B2: Patient Activation Through Peer Education: Lessons from Southeastern Pennsylvania
Susan Cosgrove, MPA, CPHQ, Director of Health Literacy, Health Care Improvement Foundation
The purpose of this session is to provide an overview of Health Care Improvement Foundation’s peer educator program, and to support participants in developing their own program plans. The session will begin with a description of the program, including successes, challenges, and lessons learned over the last six years. Then session participants will be given tools to assess the feasibility of implementing a peer educator program in their organization. Participants will work through a list of considerations (e.g., target audience, subject matter, potential partners, funding). Finally, participants will develop an action plan as a step towards creating their own peer education program.
B3: Health + Literacy + English: Building Partnerships to Increase Health Literacy in Adult Learners
Doris Ravotas, PhD, Coordinator of Interdisciplinary Health Service, Western Michigan University;
Michael Evans, Executive Director, Kalamazoo Literacy Council

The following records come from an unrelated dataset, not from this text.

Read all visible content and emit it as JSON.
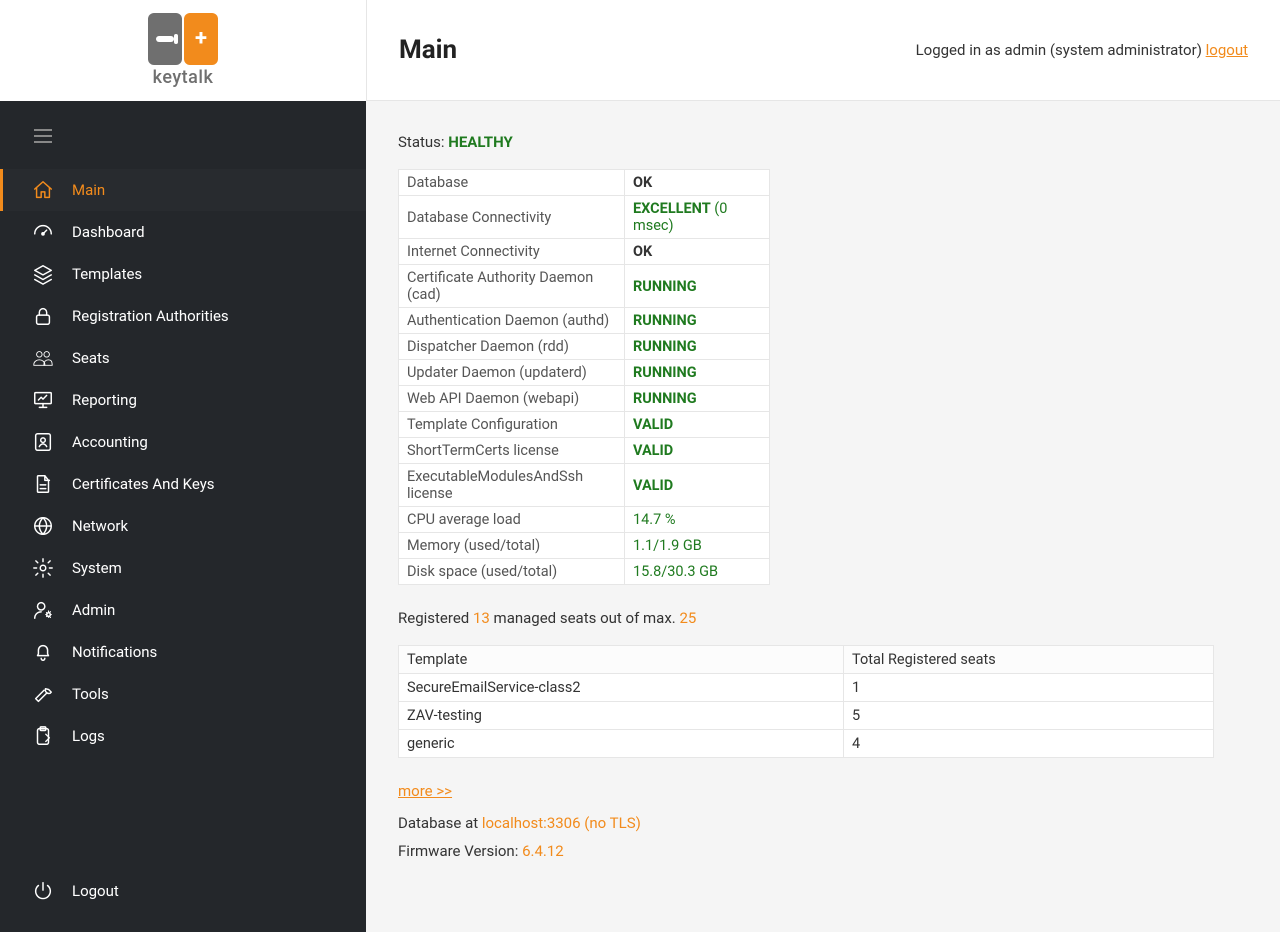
{
  "brand": {
    "name": "keytalk"
  },
  "header": {
    "title": "Main",
    "login_prefix": "Logged in as admin (system administrator) ",
    "logout_label": "logout"
  },
  "sidebar": {
    "items": [
      {
        "label": "Main",
        "icon": "home",
        "active": true
      },
      {
        "label": "Dashboard",
        "icon": "gauge"
      },
      {
        "label": "Templates",
        "icon": "layers"
      },
      {
        "label": "Registration Authorities",
        "icon": "lock"
      },
      {
        "label": "Seats",
        "icon": "people"
      },
      {
        "label": "Reporting",
        "icon": "presentation"
      },
      {
        "label": "Accounting",
        "icon": "id-card"
      },
      {
        "label": "Certificates And Keys",
        "icon": "file"
      },
      {
        "label": "Network",
        "icon": "globe"
      },
      {
        "label": "System",
        "icon": "gear"
      },
      {
        "label": "Admin",
        "icon": "admin-user"
      },
      {
        "label": "Notifications",
        "icon": "bell"
      },
      {
        "label": "Tools",
        "icon": "wrench"
      },
      {
        "label": "Logs",
        "icon": "clipboard"
      }
    ],
    "logout": {
      "label": "Logout",
      "icon": "power"
    }
  },
  "status": {
    "label": "Status: ",
    "value": "HEALTHY",
    "rows": [
      {
        "name": "Database",
        "value": "OK",
        "style": "bold"
      },
      {
        "name": "Database Connectivity",
        "value_html": "<span class='val-green-bold'>EXCELLENT</span> <span class='val-green'>(0 msec)</span>",
        "style": "custom"
      },
      {
        "name": "Internet Connectivity",
        "value": "OK",
        "style": "bold"
      },
      {
        "name": "Certificate Authority Daemon (cad)",
        "value": "RUNNING",
        "style": "greenbold"
      },
      {
        "name": "Authentication Daemon (authd)",
        "value": "RUNNING",
        "style": "greenbold"
      },
      {
        "name": "Dispatcher Daemon (rdd)",
        "value": "RUNNING",
        "style": "greenbold"
      },
      {
        "name": "Updater Daemon (updaterd)",
        "value": "RUNNING",
        "style": "greenbold"
      },
      {
        "name": "Web API Daemon (webapi)",
        "value": "RUNNING",
        "style": "greenbold"
      },
      {
        "name": "Template Configuration",
        "value": "VALID",
        "style": "greenbold"
      },
      {
        "name": "ShortTermCerts license",
        "value": "VALID",
        "style": "greenbold"
      },
      {
        "name": "ExecutableModulesAndSsh license",
        "value": "VALID",
        "style": "greenbold"
      },
      {
        "name": "CPU average load",
        "value": "14.7 %",
        "style": "green"
      },
      {
        "name": "Memory (used/total)",
        "value": "1.1/1.9 GB",
        "style": "green"
      },
      {
        "name": "Disk space (used/total)",
        "value": "15.8/30.3 GB",
        "style": "green"
      }
    ]
  },
  "seats": {
    "text_pre": "Registered ",
    "count": "13",
    "text_mid": " managed seats out of max. ",
    "max": "25",
    "headers": {
      "template": "Template",
      "total": "Total Registered seats"
    },
    "rows": [
      {
        "template": "SecureEmailService-class2",
        "total": "1"
      },
      {
        "template": "ZAV-testing",
        "total": "5"
      },
      {
        "template": "generic",
        "total": "4"
      }
    ]
  },
  "footer": {
    "more": "more >>",
    "db_prefix": "Database at ",
    "db_link": "localhost:3306 (no TLS)",
    "fw_prefix": "Firmware Version: ",
    "fw_version": "6.4.12"
  }
}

This workshop will expose attendees to a unique partnership to incorporate health into adult basic education and English language learner programs. It will illustrate how a recent health literacy summer program for refugees and other language learners from 27 countries arose out of earlier partnerships. Lessons learned about barriers and facilitators to partnerships and programming will be examined. We will also look at how to plan based on student needs. Participants will have the opportunity to identify partnerships they might build in their local areas. Workshop participants will leave the workshop with tools for building partnerships and meeting adult learner needs in the programming. This will include meeting adult learner needs through curriculum selection, removing barriers that can interfere with learning, and leveraging financial support.

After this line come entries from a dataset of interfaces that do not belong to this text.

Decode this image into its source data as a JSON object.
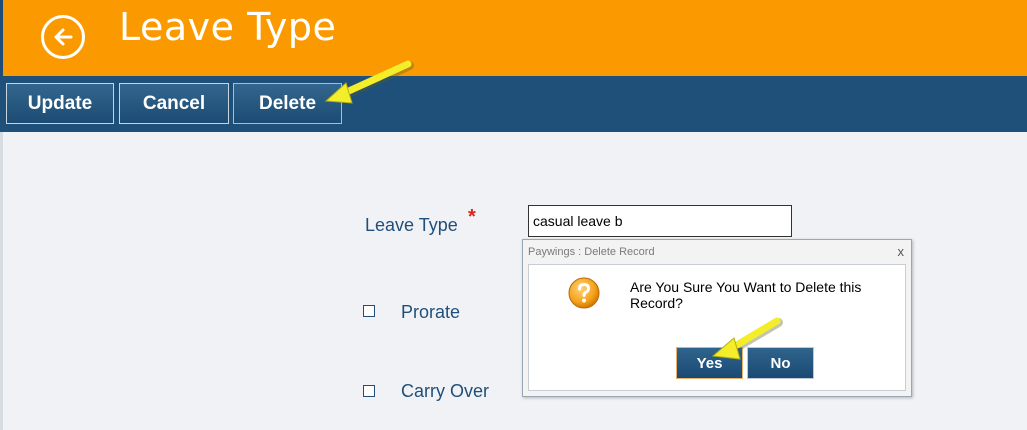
{
  "header": {
    "title": "Leave Type",
    "back_icon": "arrow-left-circle-icon"
  },
  "toolbar": {
    "update_label": "Update",
    "cancel_label": "Cancel",
    "delete_label": "Delete"
  },
  "form": {
    "leave_type_label": "Leave Type",
    "required_marker": "*",
    "leave_type_value": "casual leave b",
    "prorate_label": "Prorate",
    "prorate_checked": false,
    "carry_over_label": "Carry Over",
    "carry_over_checked": false
  },
  "dialog": {
    "title": "Paywings : Delete Record",
    "close_glyph": "x",
    "message": "Are You Sure You Want to Delete this Record?",
    "icon": "question-icon",
    "yes_label": "Yes",
    "no_label": "No"
  },
  "colors": {
    "header_bg": "#fb9a00",
    "toolbar_bg": "#1f5079",
    "label_text": "#1f4f7a",
    "required": "#d9251d",
    "annotation_arrow": "#f7f12d"
  }
}
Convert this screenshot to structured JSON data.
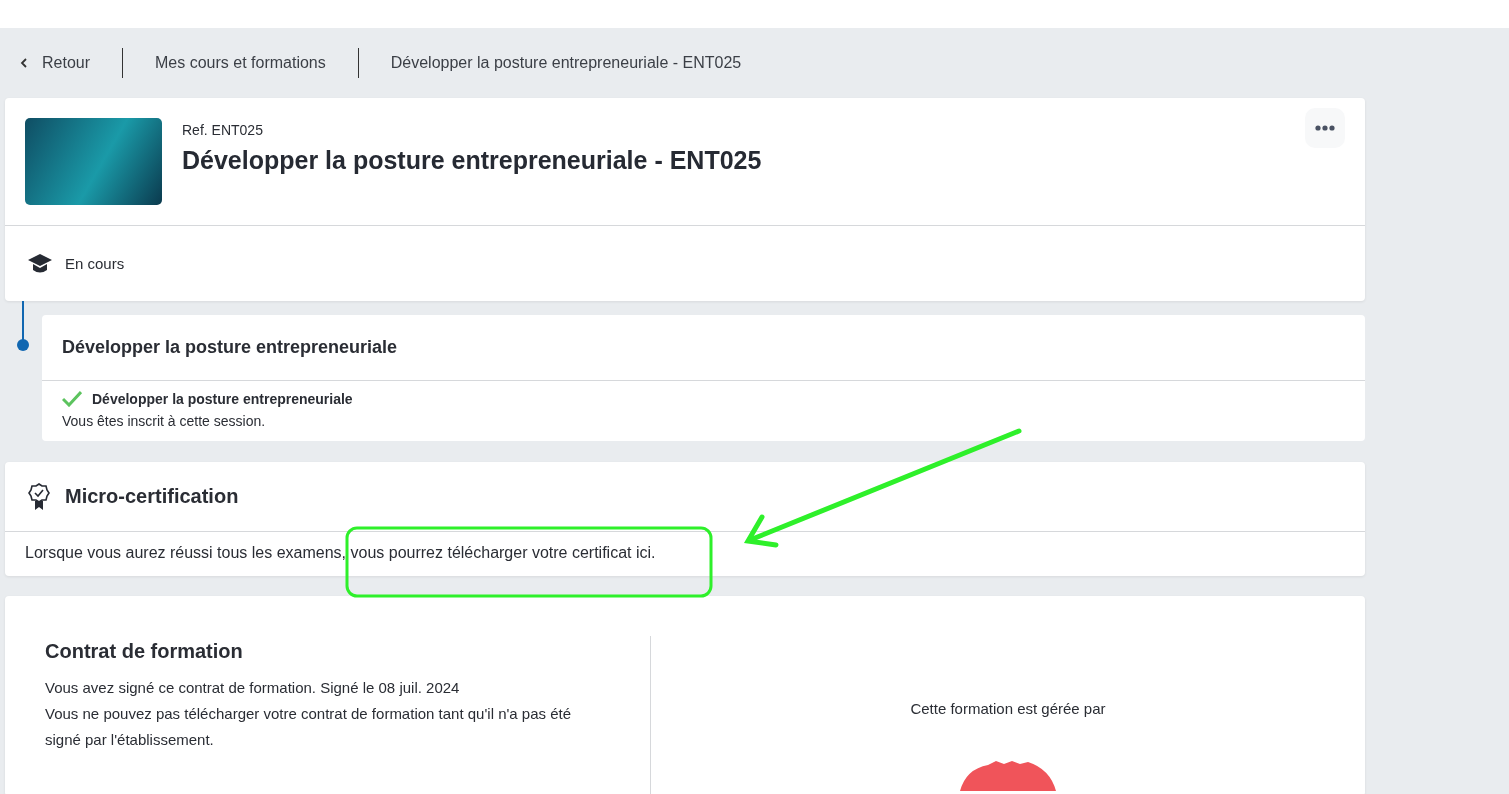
{
  "breadcrumb": {
    "back": "Retour",
    "items": [
      "Mes cours et formations",
      "Développer la posture entrepreneuriale - ENT025"
    ]
  },
  "course": {
    "ref": "Ref. ENT025",
    "title": "Développer la posture entrepreneuriale - ENT025",
    "status": "En cours"
  },
  "session": {
    "title": "Développer la posture entrepreneuriale",
    "item": {
      "label": "Développer la posture entrepreneuriale",
      "checked": true
    },
    "note": "Vous êtes inscrit à cette session."
  },
  "certification": {
    "title": "Micro-certification",
    "message": "Lorsque vous aurez réussi tous les examens, vous pourrez télécharger votre certificat ici."
  },
  "contract": {
    "title": "Contrat de formation",
    "lines": [
      "Vous avez signé ce contrat de formation. Signé le 08 juil. 2024",
      "Vous ne pouvez pas télécharger votre contrat de formation tant qu'il n'a pas été signé par l'établissement."
    ],
    "managed_by": "Cette formation est gérée par"
  }
}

B4: Health Communication Through the Lens of Health Literacy and Law Enforcement
Helen Osborne is president of Health Literacy Consulting, founder of Health Literacy Month, and producer/host of the podcast series Health Literacy Out Loud;

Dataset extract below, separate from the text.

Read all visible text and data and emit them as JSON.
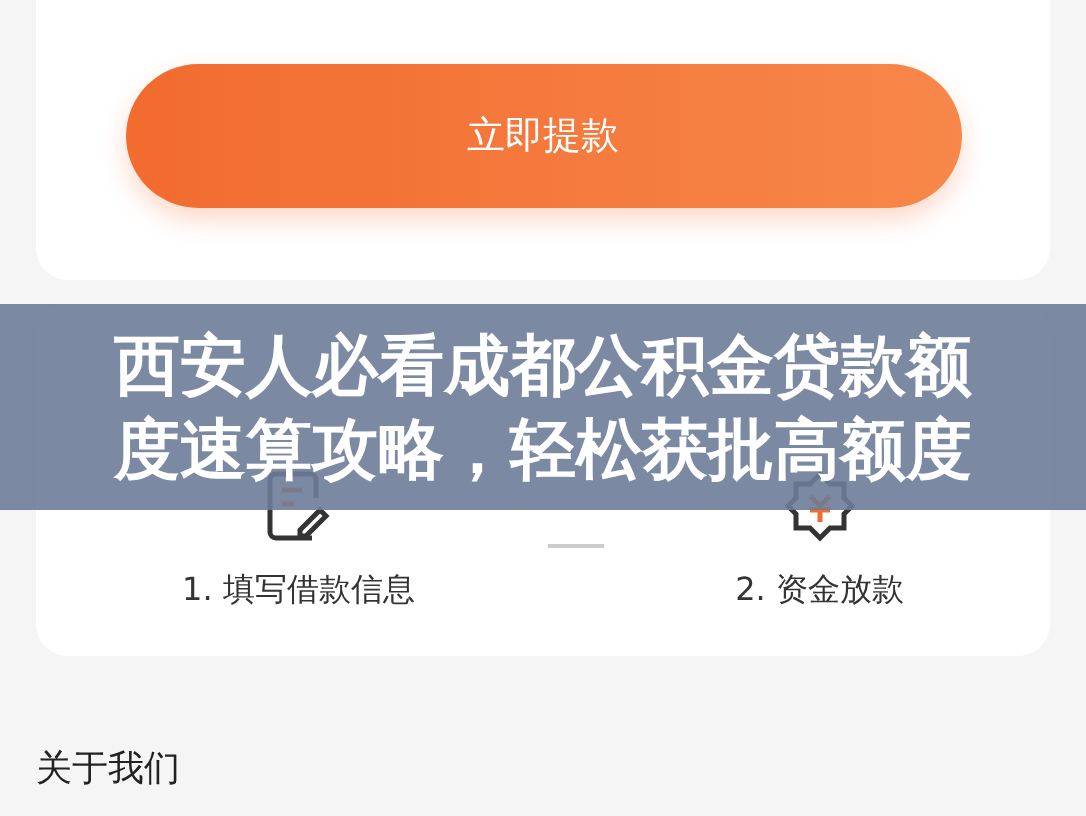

Mitch Ross is a police officer in Milwaukee, Wisconsin
Helen and Mitch will talk about everyday communication in situations that relate to health, such as when interacting with citizens who have hearing loss or learning challenges. They also will discuss communication during an accident, fire, active shooter event, or other crisis. Helen and Mitch will then encourage a group conversation and exchange of ideas about using communication to build trust. This can be trust between individuals, across professions, and within communities. Regardless of where we work and what we do, all of us share a commitment to communicating in ways others can understand. Please join this conversation about health communication through the lens of health literacy and law enforcement.
B5: Listening to Every Voice
Listen to an inspiring panel of patients, interpreters and healthcare professionals share their experiences and recommendations for improving healthcare communications.
Health Literacy Summit
Over 350 people attended the 2017 Wisconsin Health Literacy Summit, which focused on how improved health literacy can help individuals become more engaged with their health and healthcare.
An additional 80 individuals attended the Medication Label Summit centering on how improving prescription drug labels can help patient understanding. Visit our Summit page for more information.
Wisconsin Health Literacy is working with a patient advisory council to design easy-to-read medication labels. Our work has impacted about 3 million prescription labels in Wisconsin. Read more about this project.